Assessing risk to groundwater quality using an integrated risk framework

Resource type
Thesis type
(Thesis) M.Sc.
Date created
2012-07-23
Authors/Contributors
Abstract
Risk to groundwater quality is defined as a function of susceptibility, hazard and consequence. Aquifer susceptibility combines the intrinsic susceptibility of the physical system with potential preferential pathways. Hazard threats are assessed based on the potential impact and probability of release. The consequence is the financial cost of the loss of the resource. The risk assessment methodology is applied to the Township of Langley, BC. The results define vulnerable areas as those where susceptible aquifers coincide with chemical and biological threats. The risk is greatest where vulnerable areas coincide with high potential financial loss: within municipal well capture zones and where wells serve high value agriculture. A regional numerical model was constructed and used to outline capture zones for wells that may be at risk. The model was also used to model contaminant transport and highlight the need to consider horizontal groundwater flow when assessing vulnerability.
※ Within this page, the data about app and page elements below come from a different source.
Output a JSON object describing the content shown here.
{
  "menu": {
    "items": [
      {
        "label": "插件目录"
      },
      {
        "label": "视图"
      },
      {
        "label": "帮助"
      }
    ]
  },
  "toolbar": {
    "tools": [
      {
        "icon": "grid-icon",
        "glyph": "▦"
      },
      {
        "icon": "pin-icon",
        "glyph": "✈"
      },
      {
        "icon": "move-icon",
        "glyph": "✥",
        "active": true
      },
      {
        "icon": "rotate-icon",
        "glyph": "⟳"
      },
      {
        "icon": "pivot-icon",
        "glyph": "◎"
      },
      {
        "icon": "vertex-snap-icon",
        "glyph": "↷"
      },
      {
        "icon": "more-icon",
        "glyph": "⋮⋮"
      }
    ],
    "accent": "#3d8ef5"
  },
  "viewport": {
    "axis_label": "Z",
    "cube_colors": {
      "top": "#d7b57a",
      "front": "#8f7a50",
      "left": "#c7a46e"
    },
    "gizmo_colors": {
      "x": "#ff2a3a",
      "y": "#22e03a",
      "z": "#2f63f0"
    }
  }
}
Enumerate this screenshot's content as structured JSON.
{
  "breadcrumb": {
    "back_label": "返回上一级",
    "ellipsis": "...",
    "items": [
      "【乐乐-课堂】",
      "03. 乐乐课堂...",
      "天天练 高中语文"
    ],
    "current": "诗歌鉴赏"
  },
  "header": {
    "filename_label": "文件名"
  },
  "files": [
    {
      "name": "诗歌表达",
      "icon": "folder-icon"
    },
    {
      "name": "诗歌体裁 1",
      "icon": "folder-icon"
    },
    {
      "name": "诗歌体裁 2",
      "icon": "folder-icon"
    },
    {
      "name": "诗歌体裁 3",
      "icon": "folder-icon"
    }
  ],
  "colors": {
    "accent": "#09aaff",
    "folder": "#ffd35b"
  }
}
Document
Identifier
etd7284
Copyright statement
Copyright is held by the author.
Permissions
The author granted permission for the file to be printed and for the text to be copied and pasted.
Scholarly level
Supervisor or Senior Supervisor
Thesis advisor: Allen, Diana
Member of collection
Attachment Size
etd7284_MSimpson.pdf 15.08 MB